When Samuel de Champlain founded Quebec City in 1608, little did he realize that it would become one of the top ten cities in the world to visit. Quebec City is one of the oldest cities in North America. The French Colony that Champlain founded thrived in the 1600s, becoming the center of New France. The British unsuccessfully attacked the city in 1690 – the first of several attacks on the city. The French created a walled city on the cliffs in the early 1700s making the city a nearly impregnable fortress. The French successfully defended the city until 1759, when British general James Wolfe and his troops scaled the sheer cliffs to an area now known as the Plains of Abraham. They surprised and defeated the Marquis de Montcalm and his troops in about 20 minutes. In the peace treaty signed by the British and French in 1763, the French lost Quebec to Great Britain. Quebec City became British in name only. It remains French in its culture and traditions to this day. A perfect size to explore Old Quebec (inside the walled city) retains the feel of a century’s old French village. You’ll have a chance to explore cobblestone streets lined with 17th and 18th century stone buildings homes, and churches. There are numerous historic sites, monuments, and museums to visit, not to mention wonderful restaurants, art galleries, boutiques, and antique galleries.
Our base of operations for this meeting will be the Hotel Ambassadeur (www.hotelambassadeur.ca) which is about 10 minutes from Old Quebec. The rate is $104 per night Canadian and that rate is good for three nights before and three nights after our meeting. Multiple flights come into Jean Lasage airport in Quebec City and it’s about a 30 minute cab ride from the airport to the hotel. You’ll need a passport to enter and leave Canada so make sure yours is up to date! (Take a look at the article regarding passports in this issue of Shavings).
On Thursday, May 14th, we’re going on a guided tour of Quebec City via motor coach with a costumed guide who will provide us with all kinds of historic information about the city while staying in character as a citizen of early Quebec. We will visit the Citadelle, the fort on top of the cliffs and then tour the Citadelle Museum (www.lacitadelle.qc.ca) that was newly re-opened just this past May. That will fill your morning and you will have the afternoon to wander around and enjoy all that old Quebec has to offer. We will provide 3 different bus trips to get you back to the hotel at various times in the afternoon. The evening 1st time attendee’s reception and Whatsit’s session will be held on Thursday evening with a selection of special Quebec desserts for you to enjoy while you try to figure out the “Whatsits”.
On Friday morning May 15th, you’ll join your guide again for a trip back to old Quebec and a tour of the archeological dig under the Dufferin Terrace.

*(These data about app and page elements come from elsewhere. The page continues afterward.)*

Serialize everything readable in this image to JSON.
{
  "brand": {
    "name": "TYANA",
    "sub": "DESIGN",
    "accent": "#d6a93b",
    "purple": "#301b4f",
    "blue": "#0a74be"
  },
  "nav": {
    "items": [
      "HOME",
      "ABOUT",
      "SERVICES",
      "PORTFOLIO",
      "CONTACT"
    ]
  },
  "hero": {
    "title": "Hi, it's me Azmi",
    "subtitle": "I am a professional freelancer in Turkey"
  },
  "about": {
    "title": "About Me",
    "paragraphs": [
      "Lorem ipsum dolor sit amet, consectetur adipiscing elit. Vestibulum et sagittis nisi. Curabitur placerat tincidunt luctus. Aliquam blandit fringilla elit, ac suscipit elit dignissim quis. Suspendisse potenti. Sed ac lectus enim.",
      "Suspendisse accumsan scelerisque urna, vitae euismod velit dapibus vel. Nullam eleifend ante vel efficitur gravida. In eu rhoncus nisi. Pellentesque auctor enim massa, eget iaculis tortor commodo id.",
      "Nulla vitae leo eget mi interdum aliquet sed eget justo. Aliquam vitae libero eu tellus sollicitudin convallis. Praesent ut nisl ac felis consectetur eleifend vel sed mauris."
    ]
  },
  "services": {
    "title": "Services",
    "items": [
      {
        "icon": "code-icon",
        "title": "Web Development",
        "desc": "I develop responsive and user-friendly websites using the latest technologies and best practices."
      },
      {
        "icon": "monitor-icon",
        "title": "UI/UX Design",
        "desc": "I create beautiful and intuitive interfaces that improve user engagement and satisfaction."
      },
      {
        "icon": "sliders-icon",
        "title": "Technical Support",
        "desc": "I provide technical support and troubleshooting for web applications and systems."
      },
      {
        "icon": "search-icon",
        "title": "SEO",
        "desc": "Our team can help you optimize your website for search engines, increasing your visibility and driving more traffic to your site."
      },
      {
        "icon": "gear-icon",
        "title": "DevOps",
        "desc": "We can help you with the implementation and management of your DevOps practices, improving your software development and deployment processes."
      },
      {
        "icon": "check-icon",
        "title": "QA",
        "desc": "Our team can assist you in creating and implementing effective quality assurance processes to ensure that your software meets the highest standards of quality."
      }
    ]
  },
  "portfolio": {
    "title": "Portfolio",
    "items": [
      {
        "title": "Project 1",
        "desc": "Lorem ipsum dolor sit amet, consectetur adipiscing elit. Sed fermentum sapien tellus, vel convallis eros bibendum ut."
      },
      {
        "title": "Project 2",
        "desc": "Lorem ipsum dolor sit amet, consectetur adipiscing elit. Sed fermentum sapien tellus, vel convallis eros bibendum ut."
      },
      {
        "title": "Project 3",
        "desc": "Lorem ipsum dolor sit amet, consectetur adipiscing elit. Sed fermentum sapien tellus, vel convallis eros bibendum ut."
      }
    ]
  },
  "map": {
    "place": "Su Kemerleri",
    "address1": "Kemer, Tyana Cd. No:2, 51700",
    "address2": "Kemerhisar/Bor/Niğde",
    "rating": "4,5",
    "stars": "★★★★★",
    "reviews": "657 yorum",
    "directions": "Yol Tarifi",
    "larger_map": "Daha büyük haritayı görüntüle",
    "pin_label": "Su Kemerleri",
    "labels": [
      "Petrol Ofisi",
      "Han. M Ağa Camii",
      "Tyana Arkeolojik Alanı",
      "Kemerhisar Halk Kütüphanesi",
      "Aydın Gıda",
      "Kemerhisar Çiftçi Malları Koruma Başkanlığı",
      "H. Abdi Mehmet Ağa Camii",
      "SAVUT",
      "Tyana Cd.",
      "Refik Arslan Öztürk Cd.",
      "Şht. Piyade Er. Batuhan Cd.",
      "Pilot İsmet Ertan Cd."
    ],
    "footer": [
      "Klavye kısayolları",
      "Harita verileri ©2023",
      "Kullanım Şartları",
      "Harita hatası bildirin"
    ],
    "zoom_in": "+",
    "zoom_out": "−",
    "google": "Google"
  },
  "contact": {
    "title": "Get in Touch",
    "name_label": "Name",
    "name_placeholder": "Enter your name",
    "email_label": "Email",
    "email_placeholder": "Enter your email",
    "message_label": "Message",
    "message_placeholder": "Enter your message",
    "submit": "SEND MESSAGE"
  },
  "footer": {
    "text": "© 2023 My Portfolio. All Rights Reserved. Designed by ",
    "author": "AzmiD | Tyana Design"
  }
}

Your special tour will be led by the archeologist who has been in charge of this dig. You’ll be able to see the artifacts and learn some of the history covering over 200 years of French and English rule in Quebec City. After that, you’ll relax with a visit to Chateau Saint Louis, the historic home of the French Governor General for a “chocolaty time”. This will be an interactive and lively tasting of chocolate prepared by Governor Vaudreuil’s (the last governor general of New France) chef according to a recipe from 1759.
That will fill your morning, and on Friday afternoon you’ll have a chance to visit any of several sites on the Cote de Beaupre – the scenic Beaupre Coast just east of Quebec City. We’ll carpool to those sites and you can choose to visit a woodcarving ship, a copper and silver smith’s shop where you can try your hand at working with copper, and you can visit St. Anne de Beaupre, the most visited pilgrimage site in North America (www.sanctuairesainteanne.org). The church was founded in 1658 and during the building of the church a “miraculous healing” of Louis Guimont took place and pilgrims have been coming to this basilica seeking healing ever since. The original basilica was burned down in 1922, but was rebuilt in 1923. It’s an incredible piece of architecture and rivals European cathedrals. It’s well worth a visit
We will as usual have tailgating on Wednesday afternoon, tool trading on Saturday morning and member displays. .Our theme for the displays is “Tools That Fit In Your Pocket”. Sally Fishburn, is going to demonstrate the art of sash making, John Porritt is going enlighten us all in a talk titled “An Approach to Restoration”. John will be discussing how he colors rosewood, beech, and hard yellow birch when restoring antique tools and furniture. Martin Donnelly will give a presentation on how to perform research on historic tools and their makers titled “Historic Tool Research in the Information age. Our Silent Auction, banquet and Annual Meeting will as usual take place on Saturday Evening, May 16th, 2015. This promises to be a very interesting meeting in a fabulous location, so mark your calendar and bring a friend or two!
Don’t forget to register for the meeting — registration information can be found here.